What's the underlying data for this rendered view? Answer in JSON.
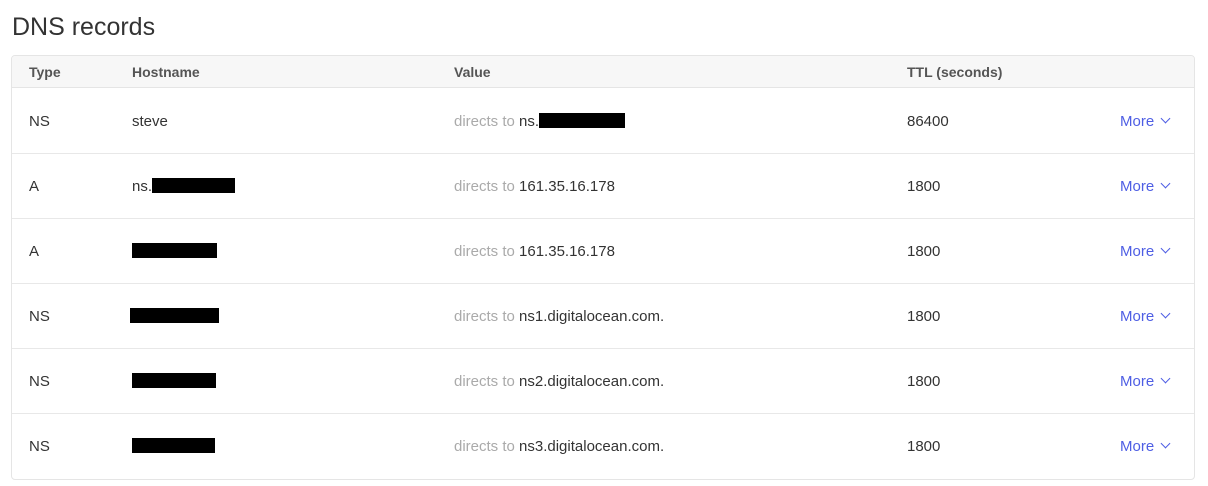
{
  "page": {
    "title": "DNS records"
  },
  "table": {
    "headers": {
      "type": "Type",
      "hostname": "Hostname",
      "value": "Value",
      "ttl": "TTL (seconds)"
    },
    "directs_label": "directs to",
    "more_label": "More",
    "rows": [
      {
        "type": "NS",
        "hostname": "steve",
        "hostname_redacted": false,
        "value": "ns.",
        "ttl": "86400"
      },
      {
        "type": "A",
        "hostname": "ns.",
        "hostname_redacted": true,
        "value": "161.35.16.178",
        "ttl": "1800"
      },
      {
        "type": "A",
        "hostname": "",
        "hostname_redacted": true,
        "value": "161.35.16.178",
        "ttl": "1800"
      },
      {
        "type": "NS",
        "hostname": "",
        "hostname_redacted": true,
        "value": "ns1.digitalocean.com.",
        "ttl": "1800"
      },
      {
        "type": "NS",
        "hostname": "",
        "hostname_redacted": true,
        "value": "ns2.digitalocean.com.",
        "ttl": "1800"
      },
      {
        "type": "NS",
        "hostname": "",
        "hostname_redacted": true,
        "value": "ns3.digitalocean.com.",
        "ttl": "1800"
      }
    ]
  },
  "colors": {
    "accent": "#4e5ee4",
    "muted": "#aaaaaa",
    "redaction": "#000000"
  },
  "icons": {
    "more": "chevron-down-icon"
  }
}
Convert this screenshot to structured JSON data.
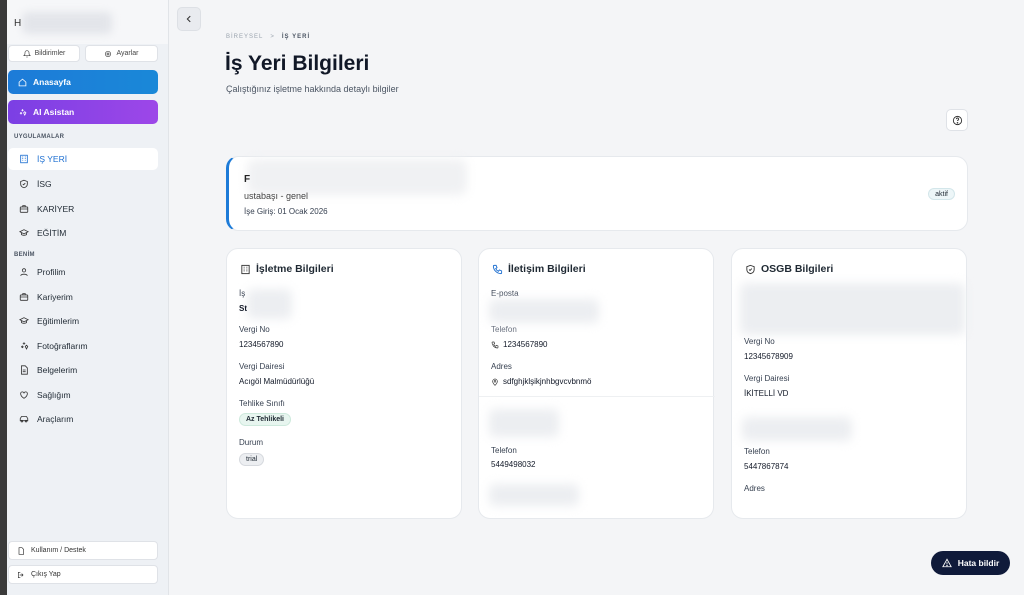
{
  "sidebar": {
    "user_initial": "H",
    "notifications_label": "Bildirimler",
    "settings_label": "Ayarlar",
    "home_label": "Anasayfa",
    "ai_label": "AI Asistan",
    "apps_section": "UYGULAMALAR",
    "apps": [
      {
        "label": "İŞ YERİ",
        "icon": "building-icon"
      },
      {
        "label": "İSG",
        "icon": "shield-icon"
      },
      {
        "label": "KARİYER",
        "icon": "briefcase-icon"
      },
      {
        "label": "EĞİTİM",
        "icon": "graduation-cap-icon"
      }
    ],
    "me_section": "BENİM",
    "me_items": [
      {
        "label": "Profilim",
        "icon": "user-icon"
      },
      {
        "label": "Kariyerim",
        "icon": "briefcase-icon"
      },
      {
        "label": "Eğitimlerim",
        "icon": "graduation-cap-icon"
      },
      {
        "label": "Fotoğraflarım",
        "icon": "sparkles-icon"
      },
      {
        "label": "Belgelerim",
        "icon": "document-icon"
      },
      {
        "label": "Sağlığım",
        "icon": "heart-icon"
      },
      {
        "label": "Araçlarım",
        "icon": "car-icon"
      }
    ],
    "support_label": "Kullanım / Destek",
    "logout_label": "Çıkış Yap"
  },
  "breadcrumb": {
    "parent": "BİREYSEL",
    "separator": ">",
    "current": "İŞ YERİ"
  },
  "header": {
    "title": "İş Yeri Bilgileri",
    "subtitle": "Çalıştığınız işletme hakkında detaylı bilgiler"
  },
  "employee": {
    "initial": "F",
    "position": "ustabaşı - genel",
    "start_date": "İşe Giriş: 01 Ocak 2026",
    "status": "aktif"
  },
  "business": {
    "title": "İşletme Bilgileri",
    "name_label_partial": "İş",
    "name_value_partial": "St",
    "tax_no_label": "Vergi No",
    "tax_no": "1234567890",
    "tax_office_label": "Vergi Dairesi",
    "tax_office": "Acıgöl Malmüdürlüğü",
    "hazard_label": "Tehlike Sınıfı",
    "hazard": "Az Tehlikeli",
    "status_label": "Durum",
    "status": "trial"
  },
  "contact": {
    "title": "İletişim Bilgileri",
    "email_label": "E-posta",
    "phone_label_partial": "Telefon",
    "phone": "1234567890",
    "address_label": "Adres",
    "address": "sdfghjklşikjnhbgvcvbnmö",
    "phone2_label": "Telefon",
    "phone2": "5449498032"
  },
  "osgb": {
    "title": "OSGB Bilgileri",
    "tax_no_label": "Vergi No",
    "tax_no": "12345678909",
    "tax_office_label": "Vergi Dairesi",
    "tax_office": "İKİTELLİ VD",
    "phone_label": "Telefon",
    "phone": "5447867874",
    "address_label": "Adres"
  },
  "report_button": "Hata bildir",
  "colors": {
    "primary": "#1d7bd8",
    "ai": "#8a44e6",
    "dark_button": "#0f1a3a"
  }
}
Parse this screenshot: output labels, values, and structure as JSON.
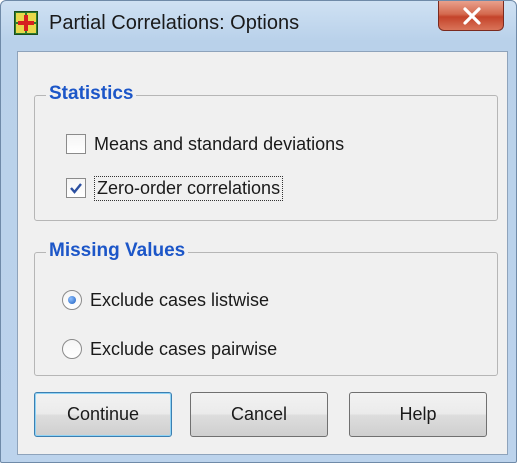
{
  "window": {
    "title": "Partial Correlations: Options",
    "close_icon": "close-x-icon",
    "app_icon": "spss-dialog-icon"
  },
  "statistics": {
    "title": "Statistics",
    "options": [
      {
        "label": "Means and standard deviations",
        "checked": false
      },
      {
        "label": "Zero-order correlations",
        "checked": true
      }
    ]
  },
  "missing_values": {
    "title": "Missing Values",
    "options": [
      {
        "label": "Exclude cases listwise",
        "selected": true
      },
      {
        "label": "Exclude cases pairwise",
        "selected": false
      }
    ]
  },
  "buttons": {
    "continue": "Continue",
    "cancel": "Cancel",
    "help": "Help"
  },
  "colors": {
    "group_title": "#1c56c8",
    "close_button": "#c4432a"
  }
}
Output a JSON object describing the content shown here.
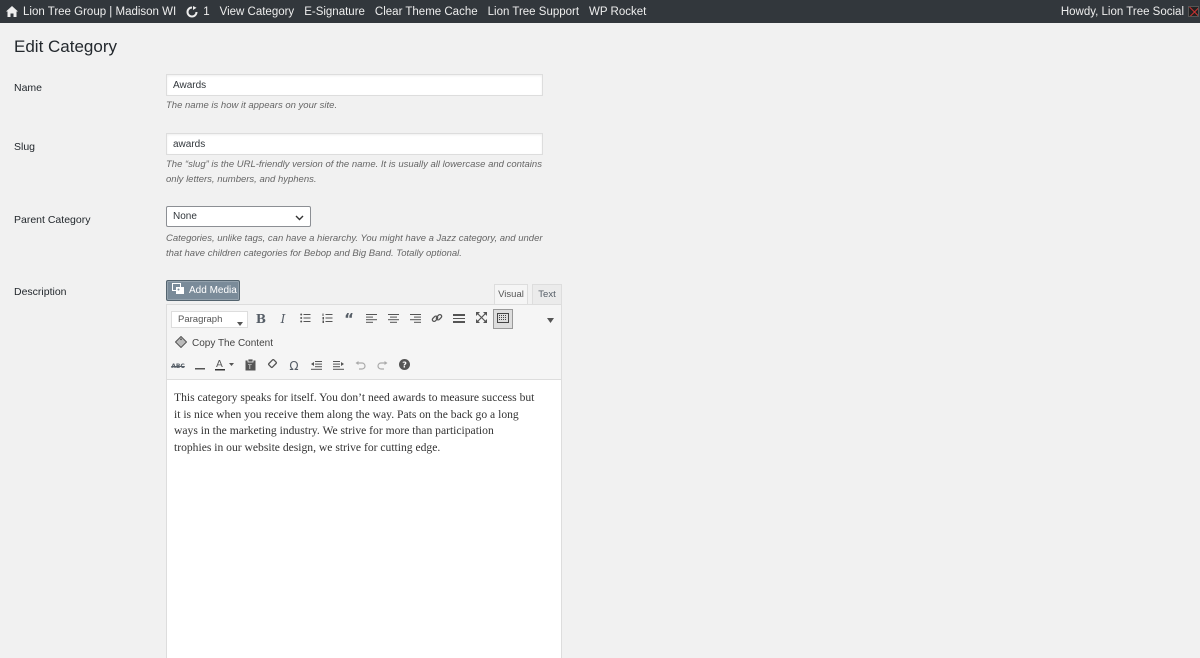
{
  "adminbar": {
    "site_name": "Lion Tree Group | Madison WI",
    "updates_count": "1",
    "menu": [
      "View Category",
      "E-Signature",
      "Clear Theme Cache",
      "Lion Tree Support",
      "WP Rocket"
    ],
    "greeting": "Howdy, Lion Tree Social"
  },
  "page": {
    "title": "Edit Category"
  },
  "form": {
    "name": {
      "label": "Name",
      "value": "Awards",
      "description": "The name is how it appears on your site."
    },
    "slug": {
      "label": "Slug",
      "value": "awards",
      "description_line1": "The “slug” is the URL-friendly version of the name. It is usually all lowercase and contains",
      "description_line2": "only letters, numbers, and hyphens."
    },
    "parent": {
      "label": "Parent Category",
      "value": "None",
      "description_line1": "Categories, unlike tags, can have a hierarchy. You might have a Jazz category, and under",
      "description_line2": "that have children categories for Bebop and Big Band. Totally optional."
    },
    "description": {
      "label": "Description",
      "add_media_label": "Add Media",
      "tabs": [
        "Visual",
        "Text"
      ],
      "format_select": "Paragraph",
      "copy_content_label": "Copy The Content",
      "content_lines": [
        "This category speaks for itself.  You don’t need awards to measure success but",
        "it is nice when you receive them along the way.  Pats on the back go a long",
        "ways in the marketing industry. We strive for more than participation",
        "trophies in our website design, we strive for cutting edge."
      ]
    }
  },
  "colors": {
    "adminbar_bg": "#32373c",
    "page_bg": "#f1f1f1",
    "add_media_bg": "#7a8b99"
  }
}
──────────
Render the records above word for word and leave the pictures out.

What's the underlying data for this rendered view? Answer in JSON.
{
  "page": {
    "title": "DNS records"
  },
  "table": {
    "headers": {
      "type": "Type",
      "hostname": "Hostname",
      "value": "Value",
      "ttl": "TTL (seconds)"
    },
    "directs_label": "directs to",
    "more_label": "More",
    "rows": [
      {
        "type": "NS",
        "hostname": "steve",
        "hostname_redacted": false,
        "value": "ns.",
        "ttl": "86400"
      },
      {
        "type": "A",
        "hostname": "ns.",
        "hostname_redacted": true,
        "value": "161.35.16.178",
        "ttl": "1800"
      },
      {
        "type": "A",
        "hostname": "",
        "hostname_redacted": true,
        "value": "161.35.16.178",
        "ttl": "1800"
      },
      {
        "type": "NS",
        "hostname": "",
        "hostname_redacted": true,
        "value": "ns1.digitalocean.com.",
        "ttl": "1800"
      },
      {
        "type": "NS",
        "hostname": "",
        "hostname_redacted": true,
        "value": "ns2.digitalocean.com.",
        "ttl": "1800"
      },
      {
        "type": "NS",
        "hostname": "",
        "hostname_redacted": true,
        "value": "ns3.digitalocean.com.",
        "ttl": "1800"
      }
    ]
  },
  "colors": {
    "accent": "#4e5ee4",
    "muted": "#aaaaaa",
    "redaction": "#000000"
  },
  "icons": {
    "more": "chevron-down-icon"
  }
}
Convert this screenshot to structured JSON data.
{
  "sidebar": {
    "user_initial": "H",
    "notifications_label": "Bildirimler",
    "settings_label": "Ayarlar",
    "home_label": "Anasayfa",
    "ai_label": "AI Asistan",
    "apps_section": "UYGULAMALAR",
    "apps": [
      {
        "label": "İŞ YERİ",
        "icon": "building-icon"
      },
      {
        "label": "İSG",
        "icon": "shield-icon"
      },
      {
        "label": "KARİYER",
        "icon": "briefcase-icon"
      },
      {
        "label": "EĞİTİM",
        "icon": "graduation-cap-icon"
      }
    ],
    "me_section": "BENİM",
    "me_items": [
      {
        "label": "Profilim",
        "icon": "user-icon"
      },
      {
        "label": "Kariyerim",
        "icon": "briefcase-icon"
      },
      {
        "label": "Eğitimlerim",
        "icon": "graduation-cap-icon"
      },
      {
        "label": "Fotoğraflarım",
        "icon": "sparkles-icon"
      },
      {
        "label": "Belgelerim",
        "icon": "document-icon"
      },
      {
        "label": "Sağlığım",
        "icon": "heart-icon"
      },
      {
        "label": "Araçlarım",
        "icon": "car-icon"
      }
    ],
    "support_label": "Kullanım / Destek",
    "logout_label": "Çıkış Yap"
  },
  "breadcrumb": {
    "parent": "BİREYSEL",
    "separator": ">",
    "current": "İŞ YERİ"
  },
  "header": {
    "title": "İş Yeri Bilgileri",
    "subtitle": "Çalıştığınız işletme hakkında detaylı bilgiler"
  },
  "employee": {
    "initial": "F",
    "position": "ustabaşı - genel",
    "start_date": "İşe Giriş: 01 Ocak 2026",
    "status": "aktif"
  },
  "business": {
    "title": "İşletme Bilgileri",
    "name_label_partial": "İş",
    "name_value_partial": "St",
    "tax_no_label": "Vergi No",
    "tax_no": "1234567890",
    "tax_office_label": "Vergi Dairesi",
    "tax_office": "Acıgöl Malmüdürlüğü",
    "hazard_label": "Tehlike Sınıfı",
    "hazard": "Az Tehlikeli",
    "status_label": "Durum",
    "status": "trial"
  },
  "contact": {
    "title": "İletişim Bilgileri",
    "email_label": "E-posta",
    "phone_label_partial": "Telefon",
    "phone": "1234567890",
    "address_label": "Adres",
    "address": "sdfghjklşikjnhbgvcvbnmö",
    "phone2_label": "Telefon",
    "phone2": "5449498032"
  },
  "osgb": {
    "title": "OSGB Bilgileri",
    "tax_no_label": "Vergi No",
    "tax_no": "12345678909",
    "tax_office_label": "Vergi Dairesi",
    "tax_office": "İKİTELLİ VD",
    "phone_label": "Telefon",
    "phone": "5447867874",
    "address_label": "Adres"
  },
  "report_button": "Hata bildir",
  "colors": {
    "primary": "#1d7bd8",
    "ai": "#8a44e6",
    "dark_button": "#0f1a3a"
  }
}
Parse this screenshot: output labels, values, and structure as JSON.
{
  "window": {
    "title": "Partial Correlations: Options",
    "close_icon": "close-x-icon",
    "app_icon": "spss-dialog-icon"
  },
  "statistics": {
    "title": "Statistics",
    "options": [
      {
        "label": "Means and standard deviations",
        "checked": false
      },
      {
        "label": "Zero-order correlations",
        "checked": true
      }
    ]
  },
  "missing_values": {
    "title": "Missing Values",
    "options": [
      {
        "label": "Exclude cases listwise",
        "selected": true
      },
      {
        "label": "Exclude cases pairwise",
        "selected": false
      }
    ]
  },
  "buttons": {
    "continue": "Continue",
    "cancel": "Cancel",
    "help": "Help"
  },
  "colors": {
    "group_title": "#1c56c8",
    "close_button": "#c4432a"
  }
}
Output a JSON object describing the content shown here.
{
  "adminbar": {
    "site_name": "Lion Tree Group | Madison WI",
    "updates_count": "1",
    "menu": [
      "View Category",
      "E-Signature",
      "Clear Theme Cache",
      "Lion Tree Support",
      "WP Rocket"
    ],
    "greeting": "Howdy, Lion Tree Social"
  },
  "page": {
    "title": "Edit Category"
  },
  "form": {
    "name": {
      "label": "Name",
      "value": "Awards",
      "description": "The name is how it appears on your site."
    },
    "slug": {
      "label": "Slug",
      "value": "awards",
      "description_line1": "The “slug” is the URL-friendly version of the name. It is usually all lowercase and contains",
      "description_line2": "only letters, numbers, and hyphens."
    },
    "parent": {
      "label": "Parent Category",
      "value": "None",
      "description_line1": "Categories, unlike tags, can have a hierarchy. You might have a Jazz category, and under",
      "description_line2": "that have children categories for Bebop and Big Band. Totally optional."
    },
    "description": {
      "label": "Description",
      "add_media_label": "Add Media",
      "tabs": [
        "Visual",
        "Text"
      ],
      "format_select": "Paragraph",
      "copy_content_label": "Copy The Content",
      "content_lines": [
        "This category speaks for itself.  You don’t need awards to measure success but",
        "it is nice when you receive them along the way.  Pats on the back go a long",
        "ways in the marketing industry. We strive for more than participation",
        "trophies in our website design, we strive for cutting edge."
      ]
    }
  },
  "colors": {
    "adminbar_bg": "#32373c",
    "page_bg": "#f1f1f1",
    "add_media_bg": "#7a8b99"
  }
}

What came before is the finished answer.